Sometimes it takes more than great dental habits and regular visits to keep your teeth healthy and whole. There are times when dental procedures such as root canal therapy are essential.
This procedure has a bad reputation; but in reality, most root canal patients experience long-term relief! So, let’s get down to the facts of root canals—and bring comfort to those who are anticipating needing one.
What Is a Root Canal?
To understand why root canal treatment is scary to some people, it’s important to look at what a root canal is.
The “root canal” is the term for the center of each tooth where the vulnerable pulp and the central nerve of each tooth resides. But the term is also used commonly to refer to root canal treatment or root canal therapy, which is a dental procedure in which the nerve and pulp of a tooth is removed.
That certainly does sound unpleasant! But it’s a treatment option that’s employed in order to repair and ultimately save a tooth that has been damaged by decay or trauma.
When Does Someone Need a Root Canal?
Root canal treatments aren’t meant to be administered all willy-nilly!

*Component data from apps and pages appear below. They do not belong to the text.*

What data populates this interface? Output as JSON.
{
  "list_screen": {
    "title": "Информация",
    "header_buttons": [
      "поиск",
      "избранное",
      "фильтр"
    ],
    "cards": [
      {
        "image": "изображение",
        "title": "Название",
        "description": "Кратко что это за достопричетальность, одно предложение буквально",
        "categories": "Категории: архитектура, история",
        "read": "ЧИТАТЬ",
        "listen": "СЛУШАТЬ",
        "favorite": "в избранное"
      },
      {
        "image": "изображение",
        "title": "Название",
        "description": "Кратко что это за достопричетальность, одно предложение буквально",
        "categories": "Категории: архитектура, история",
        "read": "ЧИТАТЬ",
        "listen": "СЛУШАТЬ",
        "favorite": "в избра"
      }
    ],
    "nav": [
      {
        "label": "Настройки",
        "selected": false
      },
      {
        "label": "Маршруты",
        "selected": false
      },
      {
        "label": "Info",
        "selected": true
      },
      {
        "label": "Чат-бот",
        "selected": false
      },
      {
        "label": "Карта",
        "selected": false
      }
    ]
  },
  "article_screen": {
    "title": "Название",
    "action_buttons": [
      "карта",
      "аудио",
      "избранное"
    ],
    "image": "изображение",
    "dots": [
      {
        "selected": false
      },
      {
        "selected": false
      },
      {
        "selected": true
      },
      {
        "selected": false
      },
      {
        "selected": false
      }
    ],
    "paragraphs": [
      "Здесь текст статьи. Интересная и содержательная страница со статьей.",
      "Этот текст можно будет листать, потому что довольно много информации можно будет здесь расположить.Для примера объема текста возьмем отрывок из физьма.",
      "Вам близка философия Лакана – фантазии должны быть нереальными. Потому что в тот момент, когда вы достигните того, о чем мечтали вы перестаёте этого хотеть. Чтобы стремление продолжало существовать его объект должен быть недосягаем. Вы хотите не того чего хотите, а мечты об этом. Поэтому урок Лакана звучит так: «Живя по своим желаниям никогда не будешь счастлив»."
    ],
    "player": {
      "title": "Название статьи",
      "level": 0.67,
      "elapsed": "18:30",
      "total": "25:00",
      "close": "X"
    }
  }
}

This procedure is used to remove a damaged or infected nerve from the tooth, saving the tooth structure and saving the patient from a great deal of pain.
The most common reasons that a person may need a root canal treatment include:
- Severe tooth decay that penetrates the delicate inside of the tooth, or an abscess or infection from decay
- Trauma—such as cracking or breaking a tooth—that results in an exposed nerve
- A tooth dying due to prior trauma or infection that was left untreated
What Happens During a Root Canal?
Once it’s been determined that a root canal treatment is the right choice for keeping a patient’s teeth healthy, it’s time to schedule the actual procedure! Here’s what to expect if you’re having a root canal done:
First, the dentist will numb the affected area using Novocain. For cases of extreme sensitivity or anxiety, other sedation techniques may be used.
Once the area is numbed, the dentist places a small sheet of rubber or latex around the tooth in order to isolate it. This helps to keep saliva and debris from entering the exposed inner tooth while the dentist is working.
Next, the real work begins! The dentist starts by using a drill to create an opening to the tooth’s nerve space. Because the patient has been numbed or sedated, this won’t hurt.
After this, the tooth and the inner canals are examined and measured for complete accuracy for the next part of the procedure: cleaning and shaping. The dentist carefully extracts all nerve tissue and any bacteria or debris from within the tooth, and then shapes the remaining space so that it’s ideal for filling in.
Finally, the dentist fills in the affected space and seals it. Sometimes, it’s necessary to use a temporary filling and make a second appointment for a permanent crown.
Do you have more questions about root canal therapy or other dental treatments and services? Feel free to reach out to Almeida & Bell Dentistry via our website or call (720) 909-8354.